FDA Green-Lights Light Therapy for Dangerous Skin Condition
Oct. 3, 2000 -- The FDA has approved a new therapy for treating actinic keratoses, a skin disease resulting from repeated sun exposure. The treatment is called photodynamic therapy -- or PDT -- and although patients prefer the new approach over current treatments, doctors say prevention is still the best medicine.
Actinic keratoses consists of scaly discolored patches often found on the face and scalp of fair-skinned adults over the age of 40. If left untreated, the patches can lead to skin cancer. In fact, 40% of one type of skin cancer starts as actinic keratoses. That's why the American Cancer Society, the Skin Cancer Foundation, and the American Academy of Dermatology recommend prompt treatment, especially if the patches are bleeding or getting larger.
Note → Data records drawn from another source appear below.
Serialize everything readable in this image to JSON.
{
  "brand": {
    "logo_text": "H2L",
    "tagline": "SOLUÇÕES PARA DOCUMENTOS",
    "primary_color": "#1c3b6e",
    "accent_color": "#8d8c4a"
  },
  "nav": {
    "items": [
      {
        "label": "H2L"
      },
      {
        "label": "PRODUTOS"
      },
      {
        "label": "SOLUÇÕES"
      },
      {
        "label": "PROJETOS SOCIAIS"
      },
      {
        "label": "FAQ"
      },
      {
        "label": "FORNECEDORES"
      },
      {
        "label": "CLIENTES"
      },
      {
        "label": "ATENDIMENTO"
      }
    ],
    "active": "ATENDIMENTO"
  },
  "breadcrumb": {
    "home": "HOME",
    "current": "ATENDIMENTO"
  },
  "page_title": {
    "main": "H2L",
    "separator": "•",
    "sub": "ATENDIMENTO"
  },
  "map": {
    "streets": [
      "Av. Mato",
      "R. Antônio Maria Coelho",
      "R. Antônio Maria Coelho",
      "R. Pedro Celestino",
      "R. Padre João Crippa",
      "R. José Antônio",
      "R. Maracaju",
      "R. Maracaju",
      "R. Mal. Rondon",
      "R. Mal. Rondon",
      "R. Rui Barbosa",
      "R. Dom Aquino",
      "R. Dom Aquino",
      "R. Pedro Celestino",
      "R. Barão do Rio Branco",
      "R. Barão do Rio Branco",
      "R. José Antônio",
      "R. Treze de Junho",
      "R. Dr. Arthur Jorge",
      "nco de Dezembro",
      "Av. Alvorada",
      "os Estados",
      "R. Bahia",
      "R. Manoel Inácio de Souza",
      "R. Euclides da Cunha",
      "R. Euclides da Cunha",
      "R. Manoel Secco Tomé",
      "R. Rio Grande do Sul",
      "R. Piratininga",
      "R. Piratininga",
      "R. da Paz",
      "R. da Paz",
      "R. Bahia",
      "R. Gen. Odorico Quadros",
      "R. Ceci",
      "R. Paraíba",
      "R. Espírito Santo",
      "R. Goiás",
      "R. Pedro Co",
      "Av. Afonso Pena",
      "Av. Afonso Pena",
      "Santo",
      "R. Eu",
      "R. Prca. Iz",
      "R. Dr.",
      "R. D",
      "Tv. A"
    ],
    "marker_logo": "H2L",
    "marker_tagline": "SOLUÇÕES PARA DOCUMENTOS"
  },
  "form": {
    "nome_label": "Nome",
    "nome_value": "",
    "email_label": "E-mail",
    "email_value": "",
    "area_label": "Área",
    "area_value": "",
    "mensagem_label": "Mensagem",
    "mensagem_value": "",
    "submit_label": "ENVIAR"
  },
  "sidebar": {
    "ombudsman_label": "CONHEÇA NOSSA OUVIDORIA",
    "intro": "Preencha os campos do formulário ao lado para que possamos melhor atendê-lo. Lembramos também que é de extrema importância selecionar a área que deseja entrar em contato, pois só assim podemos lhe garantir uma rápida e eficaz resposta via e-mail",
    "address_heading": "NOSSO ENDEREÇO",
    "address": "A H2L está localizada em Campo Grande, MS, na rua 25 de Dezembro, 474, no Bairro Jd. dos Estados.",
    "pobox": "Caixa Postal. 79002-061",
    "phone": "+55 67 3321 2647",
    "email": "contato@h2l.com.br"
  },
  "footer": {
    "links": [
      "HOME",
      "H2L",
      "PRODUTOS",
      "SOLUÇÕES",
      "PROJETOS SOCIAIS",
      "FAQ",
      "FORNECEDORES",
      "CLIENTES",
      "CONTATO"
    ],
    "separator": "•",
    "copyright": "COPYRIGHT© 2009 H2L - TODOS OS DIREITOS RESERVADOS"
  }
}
PDT uses blue light to activate the drug Levulan. After a physician applies Levulan to the skin with a special applicator, patients return the next day for a light treatment. Compared to two other treatment options, PDT has fewer side effects, yet it costs about the same.
One of these options is cryotherapy, or freezing the lesions with liquid nitrogen. This is effective, but time-consuming if there's lots of patches. It's also not covered by Medicare without a previous history of skin cancer, which causes many dermatologists to prescribe the other option, Efudex liquid or cream, for up to a month. Unfortunately, this therapy often causes severe redness and burning of the skin.
"After using [Efudex], I've seen faces that look like hamburger in no time," says Richard Taylor, MD, chief of dermatology at the Miami VA Medical Center. "It's often unpleasant, so many patients just stop using it," Taylor, who is also professor of dermatology at the University of Miami School of Medicine, tells WebMD.
But as one of the doctors who tested the new light therapy, Taylor tells WebMD that it has very few side effects. Following treatment in studies, more than 80% of the patients said they'd use it again, and over 90% rated their response as excellent or good. With just one or two applications, nearly 90% had most of their lesions cleared, and only 3% discontinued treatment due to stinging or burning.
After winning FDA approval last week, the therapy will soon be available to patients. In the meantime, its developer and distributor are teaching doctors how to bill insurance plans for the procedure so patients won't have to pay out of pocket, according to dermatologist Geoffrey Shulman, MD, the president and CEO of DUSA Pharmaceuticals in Wilmington, Mass.
Others want to make sure that patients know how to prevent actinic keratoses. "If you reduce sun exposure, you not only lower the risk of [actinic keratoses], but also squamous cell carcinoma, basal cell carcinoma, and malignant melanoma," says Mark Naylor, MD, an associate professor of dermatology at the University of Oklahoma School of Medicine. As a three-step prevention approach, here's what Naylor and the American Academy of Dermatology recommend:
- Avoid the sun from 10 a.m. to 4 p.m., when it's directly overhead.
- Wear protective clothing like long sleeves and a hat.
- Apply a sunscreen with an SPF of 30 daily, using enough to fill a shot glass.
Suspicious-looking skin patches on the face or body should be seen by a doctor for evaluation.